A private foundation that has excess business holdings may become liable for an excise tax based on the amount of the excess holdings. Typically, an initial tax of 10% of the value of the excess holdings is imposed on the foundation. The tax is imposed on the last day of each year that ends during the taxable period. The initial tax may be abated if the foundation can show that the excess holdings were due to reasonable cause and not to willful neglect, and that the excess holdings were disposed of within the correction period. Note, the correction period begins on the first day that the foundation has excess business holdings and ends 90 days after a notice of deficiency for the additional tax is mailed.

After the initial tax has been imposed, an excise tax of 200% of the excess holdings will be imposed on the foundation if it has not disposed of the remaining excess business holdings by the end of the taxable period. However, the additional tax will not be assessed, or, if assessed, will be abated if the excess business holdings are reduced to zero during the “correction period.”

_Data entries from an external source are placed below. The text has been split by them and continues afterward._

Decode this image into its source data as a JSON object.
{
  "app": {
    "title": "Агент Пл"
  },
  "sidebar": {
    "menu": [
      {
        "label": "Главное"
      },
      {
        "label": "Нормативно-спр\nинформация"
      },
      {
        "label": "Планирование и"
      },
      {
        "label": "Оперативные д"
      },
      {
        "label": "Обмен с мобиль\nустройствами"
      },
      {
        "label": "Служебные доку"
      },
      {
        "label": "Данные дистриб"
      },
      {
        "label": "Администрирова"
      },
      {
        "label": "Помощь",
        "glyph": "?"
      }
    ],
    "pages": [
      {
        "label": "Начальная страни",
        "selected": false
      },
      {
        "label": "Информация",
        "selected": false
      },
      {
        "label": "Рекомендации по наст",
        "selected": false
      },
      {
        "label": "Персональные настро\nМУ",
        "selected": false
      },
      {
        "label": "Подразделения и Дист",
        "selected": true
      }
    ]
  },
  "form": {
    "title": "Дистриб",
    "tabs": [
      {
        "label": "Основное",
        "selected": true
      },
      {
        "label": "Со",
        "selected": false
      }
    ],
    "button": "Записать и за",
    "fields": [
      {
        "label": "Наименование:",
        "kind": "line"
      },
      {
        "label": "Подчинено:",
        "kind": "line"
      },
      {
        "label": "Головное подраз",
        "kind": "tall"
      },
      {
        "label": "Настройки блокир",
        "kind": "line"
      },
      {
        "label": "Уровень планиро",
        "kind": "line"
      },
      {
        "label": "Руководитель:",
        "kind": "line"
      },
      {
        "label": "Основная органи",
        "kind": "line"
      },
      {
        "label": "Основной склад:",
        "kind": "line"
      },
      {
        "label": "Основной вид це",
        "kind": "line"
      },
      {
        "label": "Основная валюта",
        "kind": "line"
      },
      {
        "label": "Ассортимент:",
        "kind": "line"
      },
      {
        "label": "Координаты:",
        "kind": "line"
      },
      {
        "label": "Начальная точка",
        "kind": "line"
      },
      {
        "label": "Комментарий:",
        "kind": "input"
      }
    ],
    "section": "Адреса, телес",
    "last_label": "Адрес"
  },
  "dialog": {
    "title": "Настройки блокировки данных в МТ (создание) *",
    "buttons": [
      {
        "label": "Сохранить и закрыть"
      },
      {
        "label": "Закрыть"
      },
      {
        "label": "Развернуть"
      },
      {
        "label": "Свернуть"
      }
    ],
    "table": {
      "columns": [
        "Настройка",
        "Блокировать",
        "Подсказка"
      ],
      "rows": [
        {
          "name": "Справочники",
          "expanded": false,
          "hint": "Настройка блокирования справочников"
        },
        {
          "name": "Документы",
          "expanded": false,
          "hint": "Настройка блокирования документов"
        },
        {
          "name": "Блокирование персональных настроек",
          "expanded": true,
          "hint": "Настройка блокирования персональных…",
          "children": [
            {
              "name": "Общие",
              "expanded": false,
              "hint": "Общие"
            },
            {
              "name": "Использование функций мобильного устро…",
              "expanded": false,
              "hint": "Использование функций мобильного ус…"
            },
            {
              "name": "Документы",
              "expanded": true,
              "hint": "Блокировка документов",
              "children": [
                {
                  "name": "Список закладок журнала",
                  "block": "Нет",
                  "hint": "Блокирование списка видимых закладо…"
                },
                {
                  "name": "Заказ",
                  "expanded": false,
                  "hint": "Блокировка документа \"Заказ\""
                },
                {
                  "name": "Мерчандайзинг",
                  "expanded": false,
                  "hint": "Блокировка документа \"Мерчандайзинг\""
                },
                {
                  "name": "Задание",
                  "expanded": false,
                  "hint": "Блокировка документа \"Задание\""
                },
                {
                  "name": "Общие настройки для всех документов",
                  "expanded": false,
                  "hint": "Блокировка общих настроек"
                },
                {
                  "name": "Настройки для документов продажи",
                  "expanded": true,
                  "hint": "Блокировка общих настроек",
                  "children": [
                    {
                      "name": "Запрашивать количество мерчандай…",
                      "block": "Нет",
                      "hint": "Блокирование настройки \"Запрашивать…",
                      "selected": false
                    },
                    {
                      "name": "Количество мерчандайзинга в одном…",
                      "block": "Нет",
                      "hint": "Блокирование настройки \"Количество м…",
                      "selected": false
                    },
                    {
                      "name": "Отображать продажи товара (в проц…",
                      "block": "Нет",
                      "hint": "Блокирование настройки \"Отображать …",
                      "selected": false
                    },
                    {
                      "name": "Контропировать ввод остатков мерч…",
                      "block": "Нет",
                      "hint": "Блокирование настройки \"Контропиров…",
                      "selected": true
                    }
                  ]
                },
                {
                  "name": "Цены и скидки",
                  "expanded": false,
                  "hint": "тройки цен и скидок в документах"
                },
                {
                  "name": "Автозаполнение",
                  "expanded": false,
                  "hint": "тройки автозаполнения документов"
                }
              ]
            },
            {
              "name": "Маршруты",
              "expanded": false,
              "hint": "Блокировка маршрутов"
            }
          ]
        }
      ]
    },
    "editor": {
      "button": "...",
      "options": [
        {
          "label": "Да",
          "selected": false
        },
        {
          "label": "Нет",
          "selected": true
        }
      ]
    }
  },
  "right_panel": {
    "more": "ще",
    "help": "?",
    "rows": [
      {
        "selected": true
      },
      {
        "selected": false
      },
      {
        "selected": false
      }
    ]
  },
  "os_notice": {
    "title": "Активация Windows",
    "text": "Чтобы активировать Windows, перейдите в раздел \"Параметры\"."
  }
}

There are several exceptions to the excess business holdings rule; however, a detailed discussion of these exceptions falls outside the scope of this article. That said, it is important to highlight a few exceptions. Under Section 4943(d)(3)(B), a business enterprise does not include a trade or business at least 95% of the gross income of which is derived from passive sources. In addition, under Section 4943(c)(2)(C), there is a de minimis exception for a private foundation (or DAF) holding no more than two percent of the voting stock and not more than two percent of the value of all outstanding shares. Perhaps most importantly in the area of charitable gifts, Section 4943(c)(6) provides five years to dispose of holdings in a business enterprise acquired by gift or bequest that would otherwise be considered excess business holdings. There is also the potential to seek an extension of five additional years under Section 4943(c)(7) for unusually large gifts and bequests if certain requirements are met.

In light of the draconian penalties noted above, it is important that clients take care before transferring holdings in a closely held business to a private foundation or DAF; however, most public charities are exempt from the excess business holdings rules. Because Field of Interest funds are not considered DAFs, they are not subject to the excess business holdings rules and can be important vehicles for gifts of closely held business interests.

While there are many tax considerations that make Field of Interest Funds attractive for lifetime and charitable planning, clients are often motivated to give for other reasons. In fact, studies have shown that individuals are inclined to give back to make an impact and that often leads to personal satisfaction, known in philanthropy as the “warm glow” effect. Therefore, even without the tax benefits, your clients may wish to explore Field of Interest Funds to fully achieve their philanthropic goals. In particular, for clients contemplating gifting a portion of their estate to a Field of Interest Fund, it can be rewarding to establish a relationship with the sponsoring organization during life. This provides an opportunity to better understand the sponsoring organization’s approach to grantmaking and perhaps create a deeper relationship with key staff that may provide peace of mind.


In helping your clients fulfill their philanthropic objectives, there are a variety of charitable vehicles to consider. Field of Interest Funds, while perhaps less well known, present unique and important opportunities for charitable planning, both during lifetime, and particularly for planned gifts.


Disclaimer: The information provided in this article is general and educational in nature. It is not intended to be, and should not be construed as, legal or tax advice. Foundation For The Carolinas does not provide legal or tax advice. Laws of a specific state or laws relevant to a particular situation may affect the applicability, accuracy, or completeness of this information. Please consult an attorney or tax advisor regarding your specific circumstances.

Whitney Feld, J.D., is FFTC's Vice President of Philanthropic Advancement, overseeing the Center of Personal Philanthropy. Kindl Detar, J.D., is Vice President of Planned Giving, helping charitable individuals create their unique legacy.